--- Dataset ---

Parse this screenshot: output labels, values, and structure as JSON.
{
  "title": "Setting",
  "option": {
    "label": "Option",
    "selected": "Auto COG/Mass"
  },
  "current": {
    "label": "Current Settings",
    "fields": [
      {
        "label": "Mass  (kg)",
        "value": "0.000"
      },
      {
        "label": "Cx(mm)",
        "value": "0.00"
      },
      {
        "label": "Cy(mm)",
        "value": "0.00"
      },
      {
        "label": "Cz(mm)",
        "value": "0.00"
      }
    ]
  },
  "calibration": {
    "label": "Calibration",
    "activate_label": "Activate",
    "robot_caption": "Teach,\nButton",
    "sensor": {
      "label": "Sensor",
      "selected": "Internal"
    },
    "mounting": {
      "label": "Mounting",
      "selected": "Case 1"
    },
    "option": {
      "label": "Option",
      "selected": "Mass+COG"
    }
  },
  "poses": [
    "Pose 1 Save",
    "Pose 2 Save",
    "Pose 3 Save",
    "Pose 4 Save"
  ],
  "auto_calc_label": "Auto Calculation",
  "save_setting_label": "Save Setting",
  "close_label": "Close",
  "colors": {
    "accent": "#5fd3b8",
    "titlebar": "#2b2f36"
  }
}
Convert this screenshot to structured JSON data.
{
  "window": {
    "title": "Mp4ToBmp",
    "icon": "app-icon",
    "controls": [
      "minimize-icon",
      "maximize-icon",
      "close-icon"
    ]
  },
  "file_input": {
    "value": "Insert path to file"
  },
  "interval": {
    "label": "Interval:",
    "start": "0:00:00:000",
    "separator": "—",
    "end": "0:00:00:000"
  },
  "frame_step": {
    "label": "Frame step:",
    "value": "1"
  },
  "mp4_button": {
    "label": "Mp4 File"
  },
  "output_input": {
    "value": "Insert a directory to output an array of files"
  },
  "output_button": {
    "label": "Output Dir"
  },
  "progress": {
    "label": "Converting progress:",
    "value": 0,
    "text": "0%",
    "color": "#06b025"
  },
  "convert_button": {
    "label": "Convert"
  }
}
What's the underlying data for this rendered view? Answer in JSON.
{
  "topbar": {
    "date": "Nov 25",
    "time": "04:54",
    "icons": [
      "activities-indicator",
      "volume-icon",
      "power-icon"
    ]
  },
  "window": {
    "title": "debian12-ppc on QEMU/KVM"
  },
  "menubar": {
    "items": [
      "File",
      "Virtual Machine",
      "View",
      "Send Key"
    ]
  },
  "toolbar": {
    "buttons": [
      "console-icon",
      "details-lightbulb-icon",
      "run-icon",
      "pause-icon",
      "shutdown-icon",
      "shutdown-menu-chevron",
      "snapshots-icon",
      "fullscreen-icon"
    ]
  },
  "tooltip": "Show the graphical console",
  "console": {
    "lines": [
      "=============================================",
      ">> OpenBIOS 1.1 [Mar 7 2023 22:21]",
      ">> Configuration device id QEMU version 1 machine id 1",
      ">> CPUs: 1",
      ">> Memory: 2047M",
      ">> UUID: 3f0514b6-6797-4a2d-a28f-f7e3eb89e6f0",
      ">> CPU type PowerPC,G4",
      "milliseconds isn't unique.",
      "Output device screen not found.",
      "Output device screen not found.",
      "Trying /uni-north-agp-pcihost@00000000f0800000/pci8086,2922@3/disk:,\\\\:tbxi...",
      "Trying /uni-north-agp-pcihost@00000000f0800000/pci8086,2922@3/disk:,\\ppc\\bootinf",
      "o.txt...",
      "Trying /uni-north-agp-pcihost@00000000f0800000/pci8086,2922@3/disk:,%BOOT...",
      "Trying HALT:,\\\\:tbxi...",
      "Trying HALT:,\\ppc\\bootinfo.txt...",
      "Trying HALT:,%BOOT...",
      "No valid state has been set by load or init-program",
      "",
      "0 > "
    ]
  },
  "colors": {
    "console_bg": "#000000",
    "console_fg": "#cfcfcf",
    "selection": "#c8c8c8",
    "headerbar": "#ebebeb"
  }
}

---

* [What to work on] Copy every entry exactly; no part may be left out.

* [Reply]
Parse this screenshot: output labels, values, and structure as JSON.
{
  "title": "Setting",
  "option": {
    "label": "Option",
    "selected": "Auto COG/Mass"
  },
  "current": {
    "label": "Current Settings",
    "fields": [
      {
        "label": "Mass  (kg)",
        "value": "0.000"
      },
      {
        "label": "Cx(mm)",
        "value": "0.00"
      },
      {
        "label": "Cy(mm)",
        "value": "0.00"
      },
      {
        "label": "Cz(mm)",
        "value": "0.00"
      }
    ]
  },
  "calibration": {
    "label": "Calibration",
    "activate_label": "Activate",
    "robot_caption": "Teach,\nButton",
    "sensor": {
      "label": "Sensor",
      "selected": "Internal"
    },
    "mounting": {
      "label": "Mounting",
      "selected": "Case 1"
    },
    "option": {
      "label": "Option",
      "selected": "Mass+COG"
    }
  },
  "poses": [
    "Pose 1 Save",
    "Pose 2 Save",
    "Pose 3 Save",
    "Pose 4 Save"
  ],
  "auto_calc_label": "Auto Calculation",
  "save_setting_label": "Save Setting",
  "close_label": "Close",
  "colors": {
    "accent": "#5fd3b8",
    "titlebar": "#2b2f36"
  }
}
Convert this screenshot to structured JSON data.
{
  "window": {
    "title": "Mp4ToBmp",
    "icon": "app-icon",
    "controls": [
      "minimize-icon",
      "maximize-icon",
      "close-icon"
    ]
  },
  "file_input": {
    "value": "Insert path to file"
  },
  "interval": {
    "label": "Interval:",
    "start": "0:00:00:000",
    "separator": "—",
    "end": "0:00:00:000"
  },
  "frame_step": {
    "label": "Frame step:",
    "value": "1"
  },
  "mp4_button": {
    "label": "Mp4 File"
  },
  "output_input": {
    "value": "Insert a directory to output an array of files"
  },
  "output_button": {
    "label": "Output Dir"
  },
  "progress": {
    "label": "Converting progress:",
    "value": 0,
    "text": "0%",
    "color": "#06b025"
  },
  "convert_button": {
    "label": "Convert"
  }
}
What's the underlying data for this rendered view? Answer in JSON.
{
  "topbar": {
    "date": "Nov 25",
    "time": "04:54",
    "icons": [
      "activities-indicator",
      "volume-icon",
      "power-icon"
    ]
  },
  "window": {
    "title": "debian12-ppc on QEMU/KVM"
  },
  "menubar": {
    "items": [
      "File",
      "Virtual Machine",
      "View",
      "Send Key"
    ]
  },
  "toolbar": {
    "buttons": [
      "console-icon",
      "details-lightbulb-icon",
      "run-icon",
      "pause-icon",
      "shutdown-icon",
      "shutdown-menu-chevron",
      "snapshots-icon",
      "fullscreen-icon"
    ]
  },
  "tooltip": "Show the graphical console",
  "console": {
    "lines": [
      "=============================================",
      ">> OpenBIOS 1.1 [Mar 7 2023 22:21]",
      ">> Configuration device id QEMU version 1 machine id 1",
      ">> CPUs: 1",
      ">> Memory: 2047M",
      ">> UUID: 3f0514b6-6797-4a2d-a28f-f7e3eb89e6f0",
      ">> CPU type PowerPC,G4",
      "milliseconds isn't unique.",
      "Output device screen not found.",
      "Output device screen not found.",
      "Trying /uni-north-agp-pcihost@00000000f0800000/pci8086,2922@3/disk:,\\\\:tbxi...",
      "Trying /uni-north-agp-pcihost@00000000f0800000/pci8086,2922@3/disk:,\\ppc\\bootinf",
      "o.txt...",
      "Trying /uni-north-agp-pcihost@00000000f0800000/pci8086,2922@3/disk:,%BOOT...",
      "Trying HALT:,\\\\:tbxi...",
      "Trying HALT:,\\ppc\\bootinfo.txt...",
      "Trying HALT:,%BOOT...",
      "No valid state has been set by load or init-program",
      "",
      "0 > "
    ]
  },
  "colors": {
    "console_bg": "#000000",
    "console_fg": "#cfcfcf",
    "selection": "#c8c8c8",
    "headerbar": "#ebebeb"
  }
}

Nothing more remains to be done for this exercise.